Stargazing on Cruise Ships

People go on cruises for many reasons. Some like to visit several port cities in a short period of time without having to pay to fly to each one. Others enjoy luxuriating in a pool all day with even more calm waters surrounding what’s essentially their huge luxurious raft. Cruises are fun ways to combining dancing, eating, gambling and other activities into one memorable vacation. And, they can be excellent opportunities for gazing out at the starry sky, if that’s the kind of thing that floats your boat. Stargazing on cruise ships may, in fact, be the best way to view the sky at night. Out in the ocean, where no lights interfere between your eyes and the heavens, you might see more celestial wonders than you could ever imagine.

Think about what you see when you typically look up at the sky. Depending on where you live, you might view the moon and a few stars, and perhaps a planet or 2. If you’re in a remote place away from a brightly lit city, you may be lucky enough to witness hundreds of stars at a time and a 3 or 4 planets. Consider, though, that the earth is mostly water and out in the water, there is no light disturbance to block out the brilliance of space. This is where the interested stargazer wants to go to experience the magnificence of the Milky Way.

On a cruise ship out at least 10 miles from land, but preferably 25 or more, you can view thousands of stars, a handful of planets, and even the Andromeda galaxy some 2 million light years away – all with the naked eye!

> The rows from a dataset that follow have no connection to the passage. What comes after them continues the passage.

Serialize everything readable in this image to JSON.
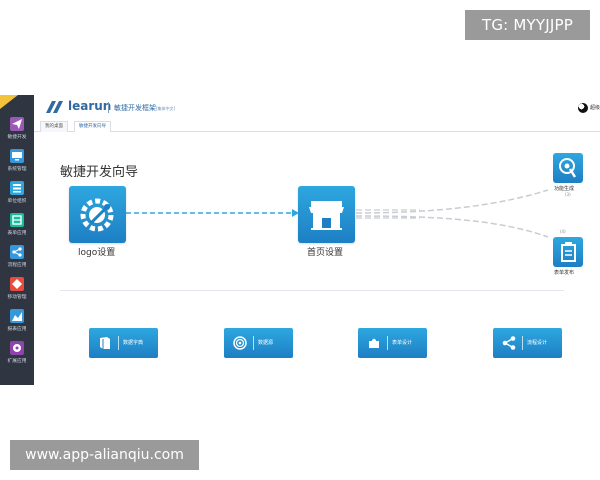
{
  "overlay": {
    "tg_badge": "TG: MYYJJPP",
    "watermark": "www.app-alianqiu.com"
  },
  "header": {
    "logo_text": "learun",
    "product_name": "敏捷开发框架",
    "edition": "[集体中文]",
    "user_name": "超级"
  },
  "sidebar": {
    "items": [
      {
        "label": "敏捷开发",
        "icon": "paper-plane-icon",
        "color": "#9b59b6"
      },
      {
        "label": "系统管理",
        "icon": "monitor-icon",
        "color": "#3498db"
      },
      {
        "label": "单位组织",
        "icon": "org-chart-icon",
        "color": "#2ea7df"
      },
      {
        "label": "表单应用",
        "icon": "form-icon",
        "color": "#1abc9c"
      },
      {
        "label": "流程应用",
        "icon": "share-icon",
        "color": "#3498db"
      },
      {
        "label": "移动管理",
        "icon": "mobile-icon",
        "color": "#e74c3c"
      },
      {
        "label": "报表应用",
        "icon": "chart-icon",
        "color": "#3498db"
      },
      {
        "label": "扩展应用",
        "icon": "puzzle-icon",
        "color": "#8e44ad"
      }
    ]
  },
  "tabs": [
    {
      "label": "我的桌面"
    },
    {
      "label": "敏捷开发向导"
    }
  ],
  "wizard": {
    "title": "敏捷开发向导",
    "logo_setting": "logo设置",
    "home_setting": "首页设置",
    "function_gen": "功能生成",
    "function_gen_sub": "(3)",
    "form_publish": "表单发布",
    "form_publish_sub": "(4)"
  },
  "quick_actions": [
    {
      "label": "数据字典",
      "icon": "book-icon"
    },
    {
      "label": "数据源",
      "icon": "target-icon"
    },
    {
      "label": "表单设计",
      "icon": "puzzle-icon"
    },
    {
      "label": "流程设计",
      "icon": "share-icon"
    }
  ],
  "colors": {
    "sidebar_bg": "#2f3541",
    "accent": "#1d7fc4",
    "tile_top": "#2ea7df",
    "brand": "#2f6aa3"
  }
}
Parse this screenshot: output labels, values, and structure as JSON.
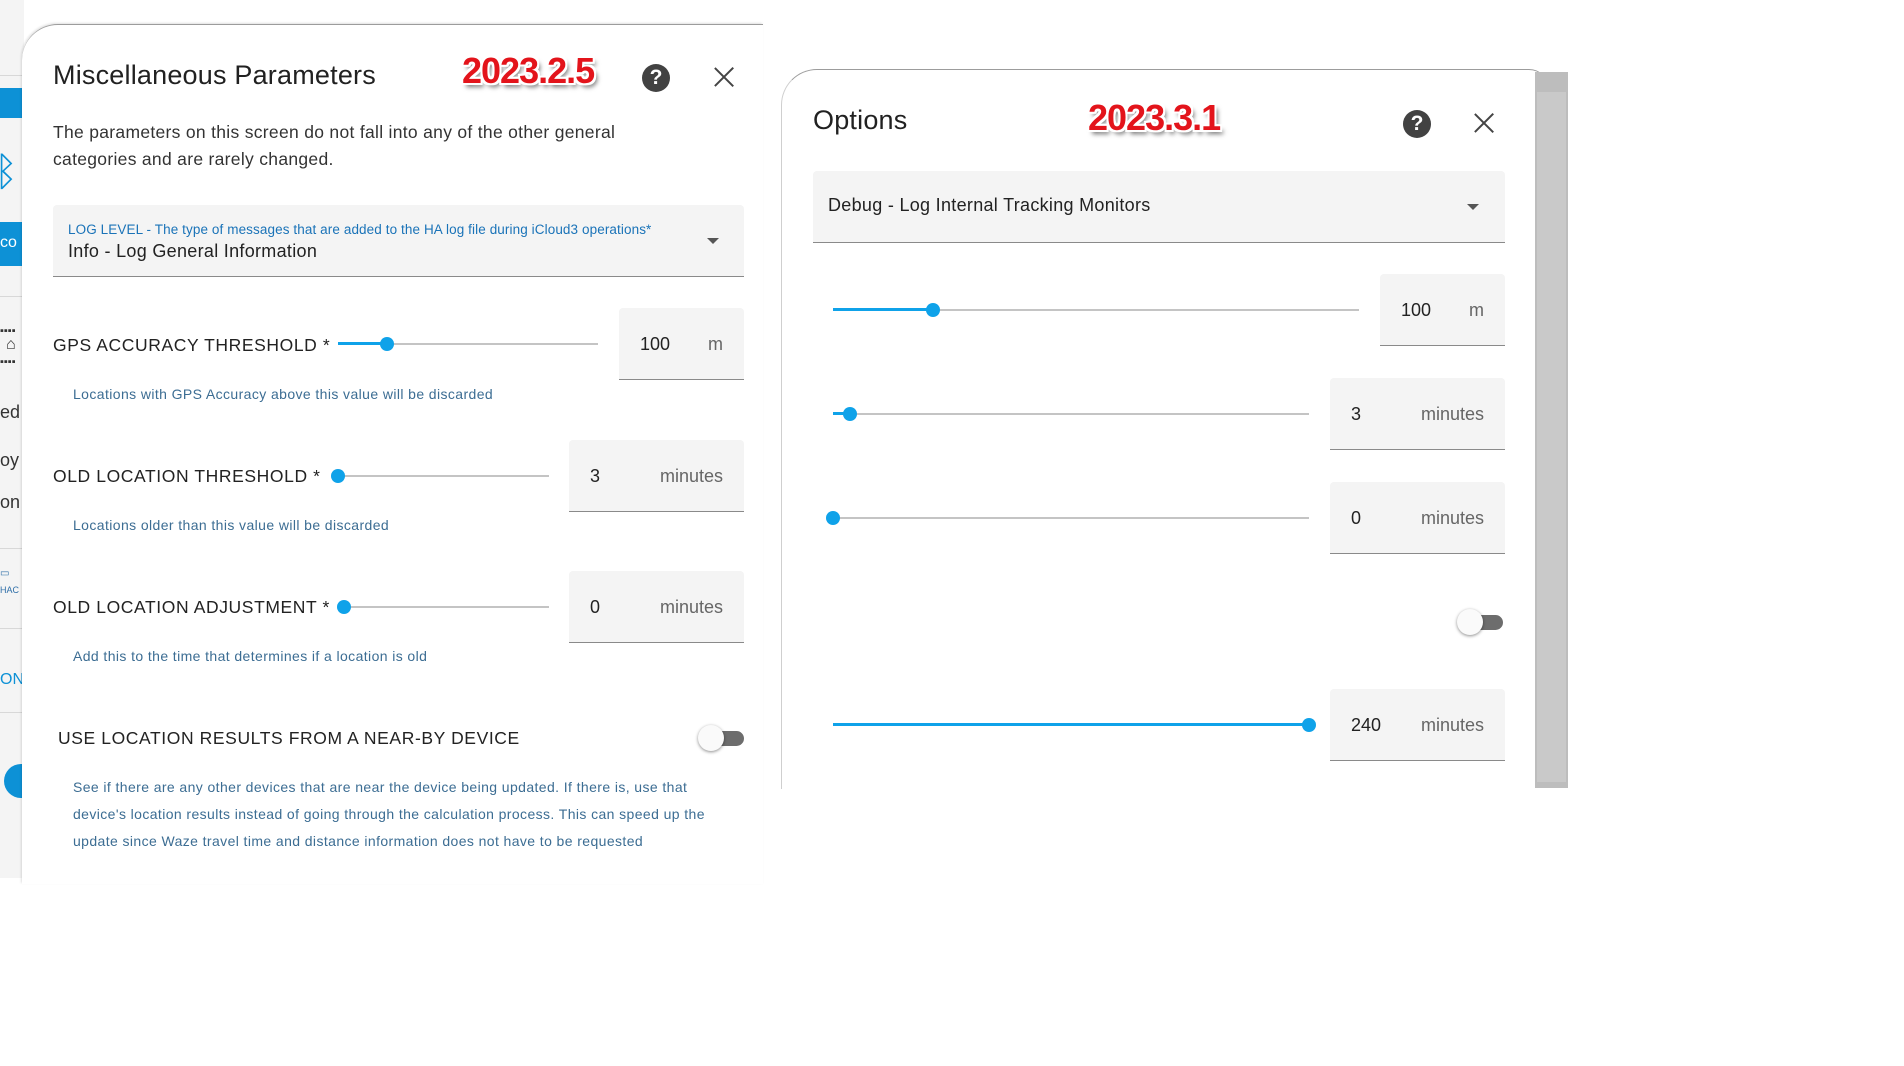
{
  "background_fragments": {
    "t1": "co",
    "t2": "ed",
    "t3": "oy",
    "t4": "on",
    "t5": "ON",
    "t6": "HAC"
  },
  "left_dialog": {
    "title": "Miscellaneous Parameters",
    "version_badge": "2023.2.5",
    "help_icon_glyph": "?",
    "description": "The parameters on this screen do not fall into any of the other general categories and are rarely changed.",
    "log_level": {
      "label": "LOG LEVEL - The type of messages that are added to the HA log file during iCloud3 operations*",
      "value": "Info - Log General Information"
    },
    "gps_accuracy": {
      "label": "GPS ACCURACY THRESHOLD *",
      "value": "100",
      "unit": "m",
      "slider_fraction": 0.19,
      "helper": "Locations with GPS Accuracy above this value will be discarded"
    },
    "old_location_threshold": {
      "label": "OLD LOCATION THRESHOLD *",
      "value": "3",
      "unit": "minutes",
      "slider_fraction": 0.0,
      "helper": "Locations older than this value will be discarded"
    },
    "old_location_adjustment": {
      "label": "OLD LOCATION ADJUSTMENT *",
      "value": "0",
      "unit": "minutes",
      "slider_fraction": 0.0,
      "helper": "Add this to the time that determines if a location is old"
    },
    "nearby_device": {
      "label": "USE LOCATION RESULTS FROM A NEAR-BY DEVICE",
      "enabled": false,
      "helper": "See if there are any other devices that are near the device being updated. If there is, use that device's location results instead of going through the calculation process. This can speed up the update since Waze travel time and distance information does not have to be requested"
    }
  },
  "right_dialog": {
    "title": "Options",
    "version_badge": "2023.3.1",
    "help_icon_glyph": "?",
    "log_level_value": "Debug - Log Internal Tracking Monitors",
    "gps_accuracy": {
      "value": "100",
      "unit": "m",
      "slider_fraction": 0.19
    },
    "old_location_threshold": {
      "value": "3",
      "unit": "minutes",
      "slider_fraction": 0.035
    },
    "old_location_adjustment": {
      "value": "0",
      "unit": "minutes",
      "slider_fraction": 0.0
    },
    "nearby_device": {
      "enabled": false
    },
    "last_field": {
      "value": "240",
      "unit": "minutes",
      "slider_fraction": 1.0
    }
  },
  "colors": {
    "accent": "#0fa2e9",
    "version_red": "#e3141b",
    "helper_blue": "#3c6d93",
    "select_label_blue": "#1a73b8"
  }
}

To get the most out of stargazing on a cruise ship, there are some tips you should follow.

Book a cruise that sails far from shore.

The further you get from the lights of civilization, the more sights of the universe you’ll see. Ocean crossings and world cruises are perfect cruises for stargazing. Even if these types of cruises aren’t in your budget, you can see some pretty amazing things at a distance of around 5 miles from shore.

Where you’re going matters.

How far north or south (your latitude) of the equator you’re cruising impacts what you see in the sky. Depending on where you are on earth, you might see stars, planets and constellations that your friends on another cruise ships won’t see. If they’re looking for the Southern Cross in the sky, for instance, they’d better head travel with you on a cruise that stays south of the Tropic of Cancer, which runs roughly between Key West, Florida and Cuba.

Travel at the right time.

Certain times of the year are better for viewing the northern lights, for example. To catch a glimpse of this fantastic phenomena, you’ll want to venture out on a North Atlantic, Scandinavian or Alaskan cruise sometime after late August, when there’s extreme darkness at night and very little moonlight. The darkest point in the lunar cycle is when the moon begins its new cycle and isn’t visible at night.

Of course, you should go to the darkest part of your cruise ship to view the night sky, like the area in front of the bridge in middle of the evening.

Have you ever tried stargazing on a cruise ship? If so, did you see anything that left you in awe? We’d love to see some stories in the comments below.

Leave a Comment

Skip to content